_Source records_

________________________

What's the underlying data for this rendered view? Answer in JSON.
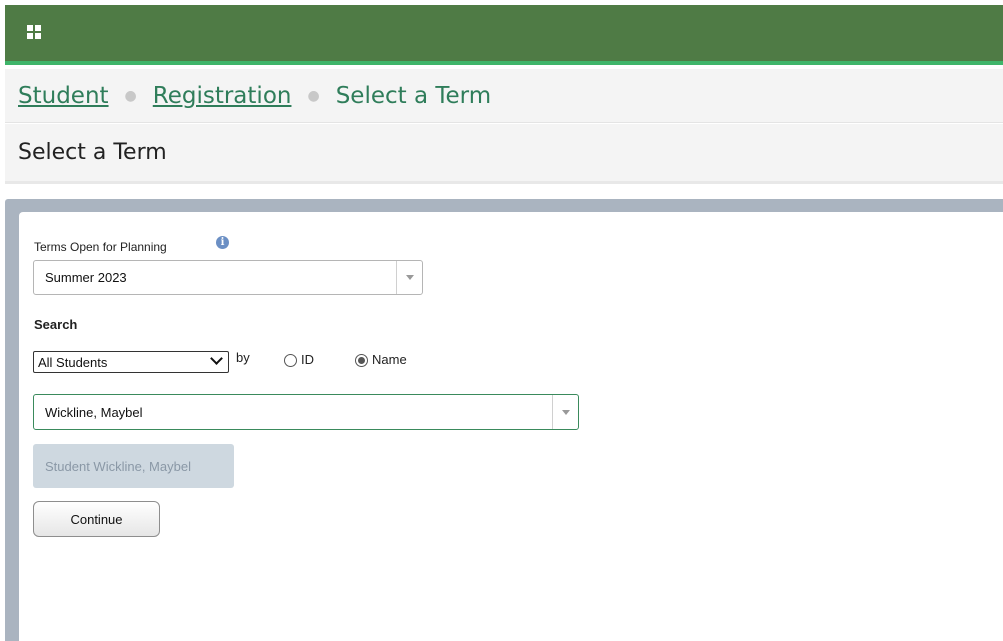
{
  "header": {
    "menu_icon": "app-grid-icon",
    "colors": {
      "bar": "#4f7b45",
      "accent_line": "#3fb56a"
    }
  },
  "breadcrumb": {
    "items": [
      {
        "label": "Student"
      },
      {
        "label": "Registration"
      },
      {
        "label": "Select a Term"
      }
    ]
  },
  "page": {
    "title": "Select a Term"
  },
  "form": {
    "term_label": "Terms Open for Planning",
    "info_icon": "info-icon",
    "term_value": "Summer 2023",
    "search_label": "Search",
    "student_filter_value": "All Students",
    "by_label": "by",
    "radio_id_label": "ID",
    "radio_name_label": "Name",
    "selected_search_mode": "Name",
    "student_value": "Wickline, Maybel",
    "suggestion": "Student Wickline, Maybel",
    "continue_label": "Continue"
  }
}
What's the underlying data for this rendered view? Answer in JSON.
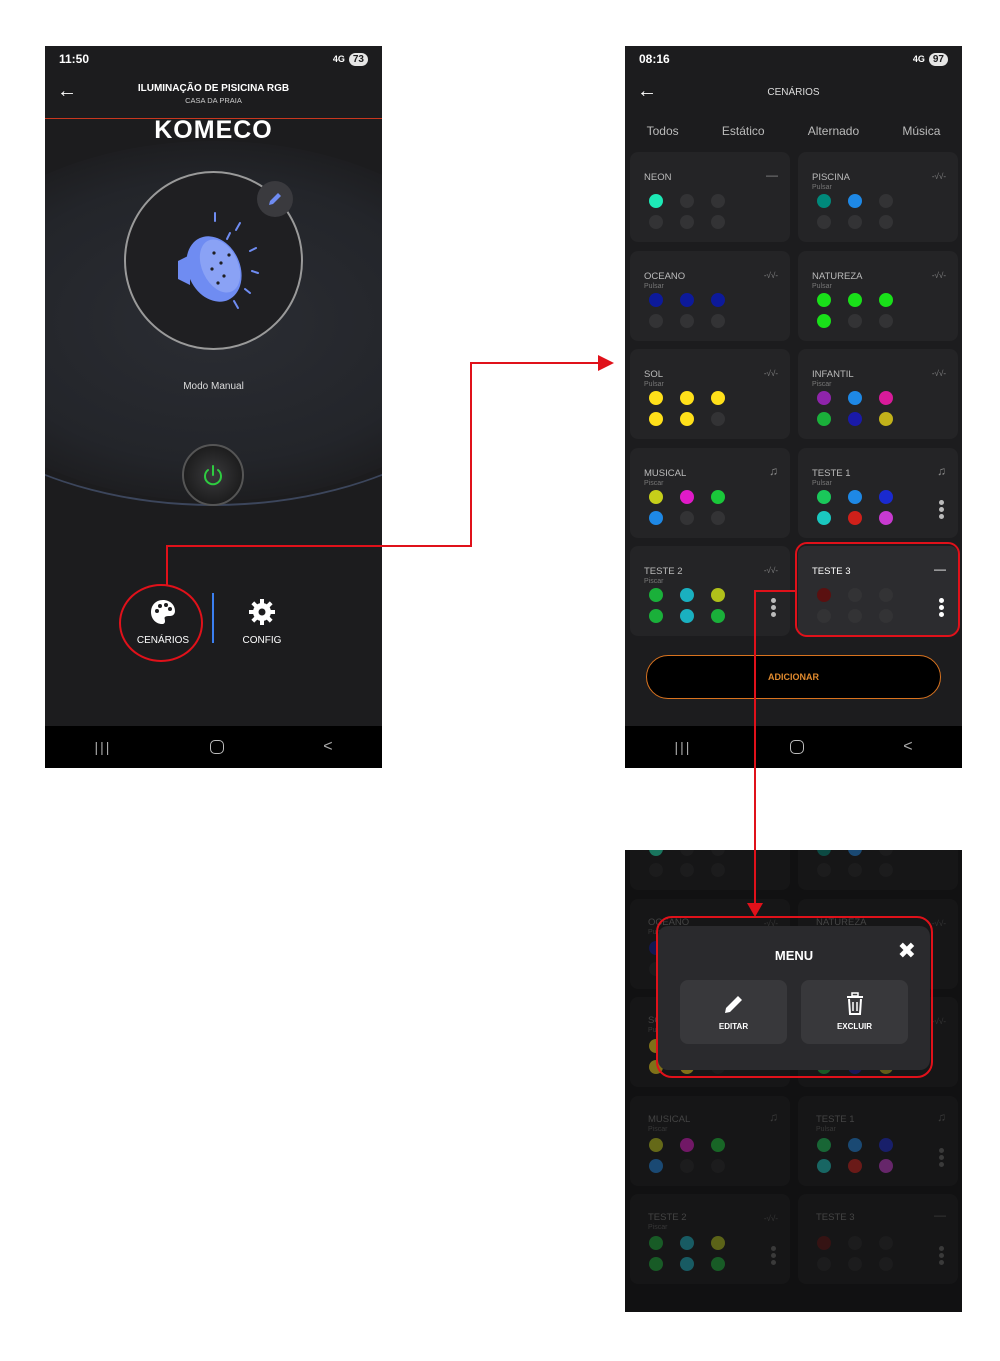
{
  "phone1": {
    "status_time": "11:50",
    "status_signal": "4G",
    "battery": "73",
    "title": "ILUMINAÇÃO DE PISICINA RGB",
    "subtitle": "CASA DA PRAIA",
    "logo": "KOMECO",
    "mode": "Modo Manual",
    "actions": [
      {
        "label": "CENÁRIOS",
        "icon": "palette-icon"
      },
      {
        "label": "CONFIG",
        "icon": "gear-icon"
      }
    ]
  },
  "phone2": {
    "status_time": "08:16",
    "status_signal": "4G",
    "battery": "97",
    "title": "CENÁRIOS",
    "tabs": [
      "Todos",
      "Estático",
      "Alternado",
      "Música"
    ],
    "add_label": "ADICIONAR",
    "scenarios": [
      {
        "name": "NEON",
        "mode": "",
        "icon": "minus-icon",
        "colors": [
          "#1de9b6"
        ]
      },
      {
        "name": "PISCINA",
        "mode": "Pulsar",
        "icon": "pulse-icon",
        "colors": [
          "#00897b",
          "#1e88e5"
        ]
      },
      {
        "name": "OCEANO",
        "mode": "Pulsar",
        "icon": "pulse-icon",
        "colors": [
          "#0d1a9a",
          "#0d1a9a",
          "#0d1a9a"
        ]
      },
      {
        "name": "NATUREZA",
        "mode": "Pulsar",
        "icon": "pulse-icon",
        "colors": [
          "#19e019",
          "#19e019",
          "#19e019",
          "#19e019"
        ]
      },
      {
        "name": "SOL",
        "mode": "Pulsar",
        "icon": "pulse-icon",
        "colors": [
          "#ffe01a",
          "#ffe01a",
          "#ffe01a",
          "#ffe01a",
          "#ffe01a"
        ]
      },
      {
        "name": "INFANTIL",
        "mode": "Piscar",
        "icon": "pulse-icon",
        "colors": [
          "#8e24aa",
          "#1e88e5",
          "#d81b9a",
          "#1ab03a",
          "#1a1aa8",
          "#c2b21a"
        ]
      },
      {
        "name": "MUSICAL",
        "mode": "Piscar",
        "icon": "music-icon",
        "colors": [
          "#c6cf1a",
          "#e01ac8",
          "#1ac83a",
          "#1e88e5"
        ]
      },
      {
        "name": "TESTE 1",
        "mode": "Pulsar",
        "icon": "music-icon",
        "colors": [
          "#1ac85a",
          "#1e88e5",
          "#1a2ad0",
          "#1ac8c0",
          "#d0201a",
          "#c83ad0"
        ]
      },
      {
        "name": "TESTE 2",
        "mode": "Piscar",
        "icon": "pulse-icon",
        "colors": [
          "#1ab03a",
          "#1ab0c0",
          "#b0c01a",
          "#1ab03a",
          "#1ab0c0",
          "#1ab03a"
        ]
      },
      {
        "name": "TESTE 3",
        "mode": "",
        "icon": "minus-icon",
        "colors": [
          "#5a1010"
        ]
      }
    ]
  },
  "phone3": {
    "menu_title": "MENU",
    "edit_label": "EDITAR",
    "delete_label": "EXCLUIR",
    "background_labels": [
      "OCEANO",
      "NATUREZA",
      "MUSICAL",
      "TESTE 1",
      "TESTE 2",
      "TESTE 3",
      "Piscar",
      "Pulsar"
    ]
  },
  "colors": {
    "accent_red": "#e0111a",
    "accent_orange": "#d9731f",
    "power_green": "#2ecc40",
    "lamp_blue": "#6f8cf2"
  }
}
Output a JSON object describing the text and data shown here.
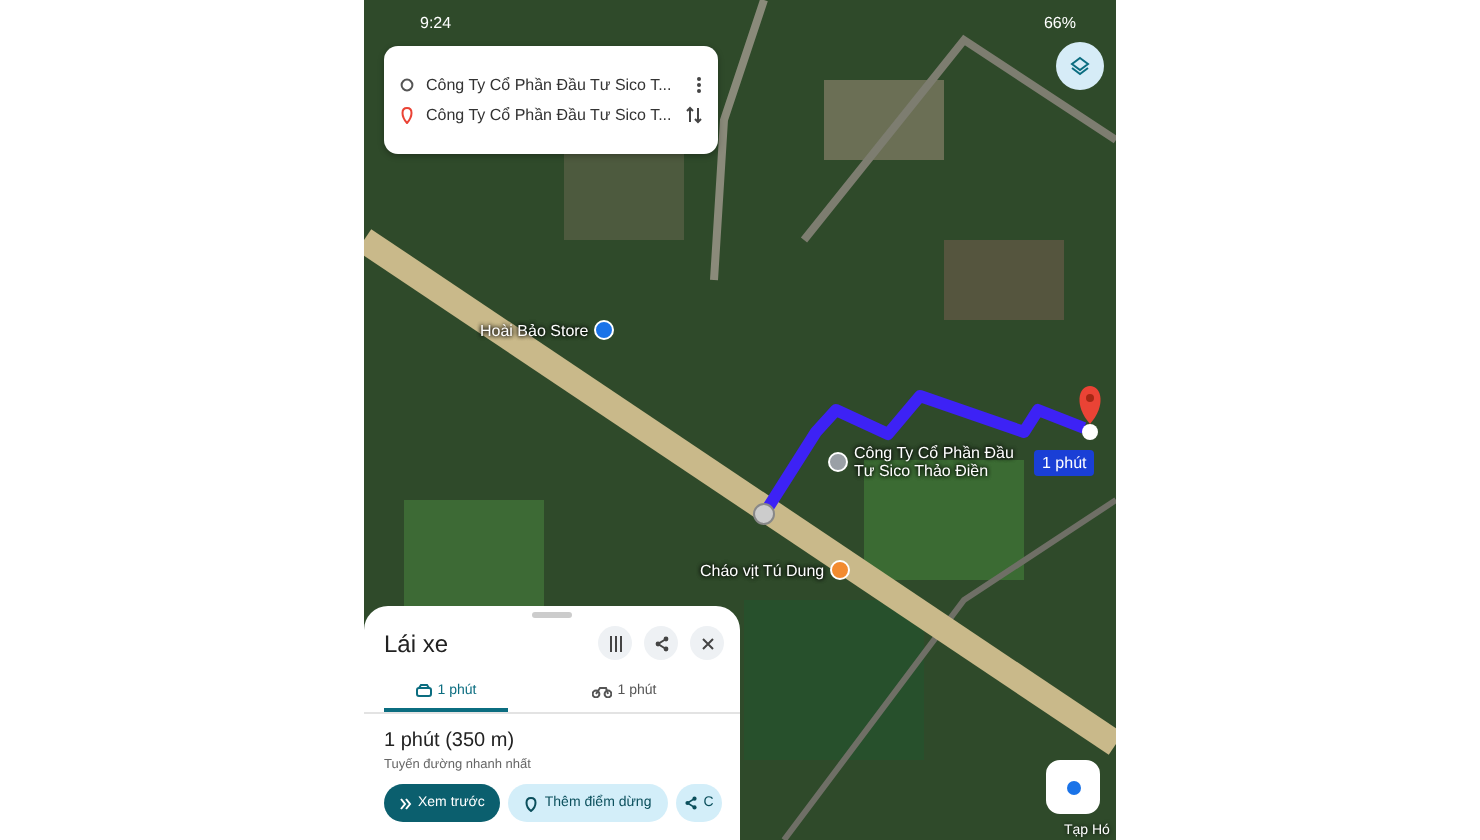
{
  "status_bar": {
    "time": "9:24",
    "battery": "66%"
  },
  "route_card": {
    "origin": "Công Ty Cổ Phần Đầu Tư Sico T...",
    "destination": "Công Ty Cổ Phần Đầu Tư Sico T..."
  },
  "map": {
    "places": [
      {
        "name": "Hoài Bảo Store",
        "kind": "shop"
      },
      {
        "name": "Công Ty Cổ Phần Đầu Tư Sico Thảo Điền",
        "kind": "company"
      },
      {
        "name": "Cháo vịt Tú Dung",
        "kind": "food"
      }
    ],
    "eta_badge": "1 phút",
    "edge_label": "Tạp Hó"
  },
  "sheet": {
    "title": "Lái xe",
    "tabs": [
      {
        "label": "1 phút",
        "kind": "car",
        "selected": true
      },
      {
        "label": "1 phút",
        "kind": "motorbike",
        "selected": false
      }
    ],
    "duration": "1 phút (350 m)",
    "note": "Tuyến đường nhanh nhất",
    "buttons": [
      {
        "label": "Xem trước",
        "kind": "primary"
      },
      {
        "label": "Thêm điểm dừng",
        "kind": "secondary"
      },
      {
        "label": "C",
        "kind": "share"
      }
    ]
  }
}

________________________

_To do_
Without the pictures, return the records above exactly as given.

_Task output_
What's the underlying data for this rendered view? Answer in JSON.
{
  "header": {
    "menu_icon": "app-grid-icon",
    "colors": {
      "bar": "#4f7b45",
      "accent_line": "#3fb56a"
    }
  },
  "breadcrumb": {
    "items": [
      {
        "label": "Student"
      },
      {
        "label": "Registration"
      },
      {
        "label": "Select a Term"
      }
    ]
  },
  "page": {
    "title": "Select a Term"
  },
  "form": {
    "term_label": "Terms Open for Planning",
    "info_icon": "info-icon",
    "term_value": "Summer 2023",
    "search_label": "Search",
    "student_filter_value": "All Students",
    "by_label": "by",
    "radio_id_label": "ID",
    "radio_name_label": "Name",
    "selected_search_mode": "Name",
    "student_value": "Wickline, Maybel",
    "suggestion": "Student Wickline, Maybel",
    "continue_label": "Continue"
  }
}
What's the underlying data for this rendered view? Answer in JSON.
{
  "phone1": {
    "status_time": "11:50",
    "status_signal": "4G",
    "battery": "73",
    "title": "ILUMINAÇÃO DE PISICINA RGB",
    "subtitle": "CASA DA PRAIA",
    "logo": "KOMECO",
    "mode": "Modo Manual",
    "actions": [
      {
        "label": "CENÁRIOS",
        "icon": "palette-icon"
      },
      {
        "label": "CONFIG",
        "icon": "gear-icon"
      }
    ]
  },
  "phone2": {
    "status_time": "08:16",
    "status_signal": "4G",
    "battery": "97",
    "title": "CENÁRIOS",
    "tabs": [
      "Todos",
      "Estático",
      "Alternado",
      "Música"
    ],
    "add_label": "ADICIONAR",
    "scenarios": [
      {
        "name": "NEON",
        "mode": "",
        "icon": "minus-icon",
        "colors": [
          "#1de9b6"
        ]
      },
      {
        "name": "PISCINA",
        "mode": "Pulsar",
        "icon": "pulse-icon",
        "colors": [
          "#00897b",
          "#1e88e5"
        ]
      },
      {
        "name": "OCEANO",
        "mode": "Pulsar",
        "icon": "pulse-icon",
        "colors": [
          "#0d1a9a",
          "#0d1a9a",
          "#0d1a9a"
        ]
      },
      {
        "name": "NATUREZA",
        "mode": "Pulsar",
        "icon": "pulse-icon",
        "colors": [
          "#19e019",
          "#19e019",
          "#19e019",
          "#19e019"
        ]
      },
      {
        "name": "SOL",
        "mode": "Pulsar",
        "icon": "pulse-icon",
        "colors": [
          "#ffe01a",
          "#ffe01a",
          "#ffe01a",
          "#ffe01a",
          "#ffe01a"
        ]
      },
      {
        "name": "INFANTIL",
        "mode": "Piscar",
        "icon": "pulse-icon",
        "colors": [
          "#8e24aa",
          "#1e88e5",
          "#d81b9a",
          "#1ab03a",
          "#1a1aa8",
          "#c2b21a"
        ]
      },
      {
        "name": "MUSICAL",
        "mode": "Piscar",
        "icon": "music-icon",
        "colors": [
          "#c6cf1a",
          "#e01ac8",
          "#1ac83a",
          "#1e88e5"
        ]
      },
      {
        "name": "TESTE 1",
        "mode": "Pulsar",
        "icon": "music-icon",
        "colors": [
          "#1ac85a",
          "#1e88e5",
          "#1a2ad0",
          "#1ac8c0",
          "#d0201a",
          "#c83ad0"
        ]
      },
      {
        "name": "TESTE 2",
        "mode": "Piscar",
        "icon": "pulse-icon",
        "colors": [
          "#1ab03a",
          "#1ab0c0",
          "#b0c01a",
          "#1ab03a",
          "#1ab0c0",
          "#1ab03a"
        ]
      },
      {
        "name": "TESTE 3",
        "mode": "",
        "icon": "minus-icon",
        "colors": [
          "#5a1010"
        ]
      }
    ]
  },
  "phone3": {
    "menu_title": "MENU",
    "edit_label": "EDITAR",
    "delete_label": "EXCLUIR",
    "background_labels": [
      "OCEANO",
      "NATUREZA",
      "MUSICAL",
      "TESTE 1",
      "TESTE 2",
      "TESTE 3",
      "Piscar",
      "Pulsar"
    ]
  },
  "colors": {
    "accent_red": "#e0111a",
    "accent_orange": "#d9731f",
    "power_green": "#2ecc40",
    "lamp_blue": "#6f8cf2"
  }
}
Output a JSON object describing the text and data shown here.
{
  "status_bar": {
    "time": "9:24",
    "battery": "66%"
  },
  "route_card": {
    "origin": "Công Ty Cổ Phần Đầu Tư Sico T...",
    "destination": "Công Ty Cổ Phần Đầu Tư Sico T..."
  },
  "map": {
    "places": [
      {
        "name": "Hoài Bảo Store",
        "kind": "shop"
      },
      {
        "name": "Công Ty Cổ Phần Đầu Tư Sico Thảo Điền",
        "kind": "company"
      },
      {
        "name": "Cháo vịt Tú Dung",
        "kind": "food"
      }
    ],
    "eta_badge": "1 phút",
    "edge_label": "Tạp Hó"
  },
  "sheet": {
    "title": "Lái xe",
    "tabs": [
      {
        "label": "1 phút",
        "kind": "car",
        "selected": true
      },
      {
        "label": "1 phút",
        "kind": "motorbike",
        "selected": false
      }
    ],
    "duration": "1 phút (350 m)",
    "note": "Tuyến đường nhanh nhất",
    "buttons": [
      {
        "label": "Xem trước",
        "kind": "primary"
      },
      {
        "label": "Thêm điểm dừng",
        "kind": "secondary"
      },
      {
        "label": "C",
        "kind": "share"
      }
    ]
  }
}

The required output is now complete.